Mercedes tech chief Allison on why the 2020 season will set the agenda for 2022
Among the raft of new rules to be approved for Formula 1 last month was a brand new sliding scale aerodynamic testing regulation, designed to help level the playing field in the sport.
From next season, the amount of aero testing allowed for each team will be determined by their championship position from the previous year, with the champions getting the fewest wind tunnel hours, and the 10th-placed team the most.
Mercedes might stand to be handicapped the most by the new system, given their dominance of the constuctors' championship since 2014, but the team's technical chief James Allison also says the new rules will mean the 2022 season pecking order will be heavily influenced by the teams' performance this year.
“This regulation is being introduced next year,” Allison said on the F1 Nation podcast, “so it will start in 2021, but actually consider what that means: in 2021, we're all going to be running cars that are largely frozen, carried over cars from 2020.
“Our significant axis of work in 2021 is going to be on preparing this new generation car for 2022, and so the large majority of the aerodynamics that you can afford to invest in 2021 are going to be on the following season, 2022.
“So the amount of aerodynamics you can bring to bear for 2022 – 2022 remember – is going to be determined by how good you were in 2020. So this entirely new, 'blank sheet of paper' car, which has got nothing to do whatsoever with the current generation of cars – your fortune in that championship is to some extent influenced by just how strong you were in 2020, two seasons previously.
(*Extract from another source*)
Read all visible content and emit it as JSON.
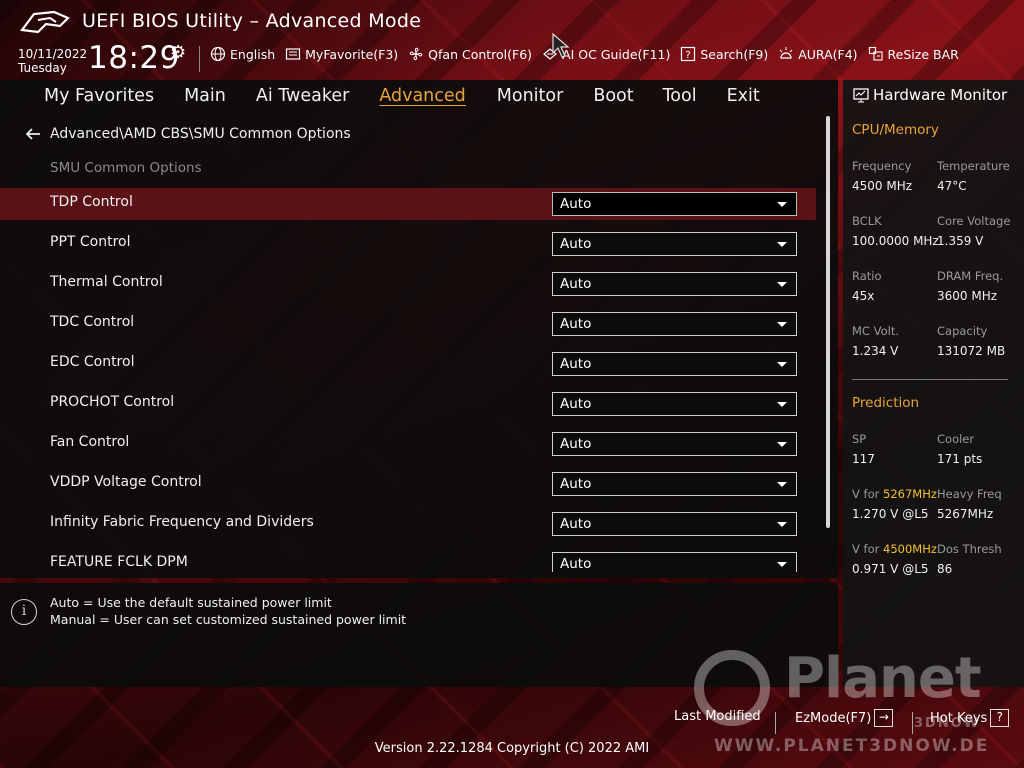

That's a really laggy feedback system.
“I guess that's the nature of the challenge, but it's maybe not as obvious on first reading of those regulations just how long the shadow is that they cast.”
But Allison rejected claims the new rules would restrict creativity on the part of designers.
“I'm not sure that it's anti-innovation,” he said, “because whatever level of aerodynamic test restriction you're granted… however many runs you've got, however much CFD [Computational Fluid Dynamics testing] you're permitted to bring to bear, the incentive to be innovative is going to be ever-present. So it's not anti-innovation.
“What it does is just brings more... opportunity to a team that has more overall aerodynamic testing granted to them than to one who is more restricted, and the one who is more restricted is going to have to work super smart in order to keep up performance relative to the ones who are less restricted.”
To hear more from Allison, including his thoughts on the likelihood of Sebastian Vettel joining Lewis Hamilton at Mercedes, and who he thinks his team’s main challengers will be in 2020, listen to the episode of F1 Nation in the player below.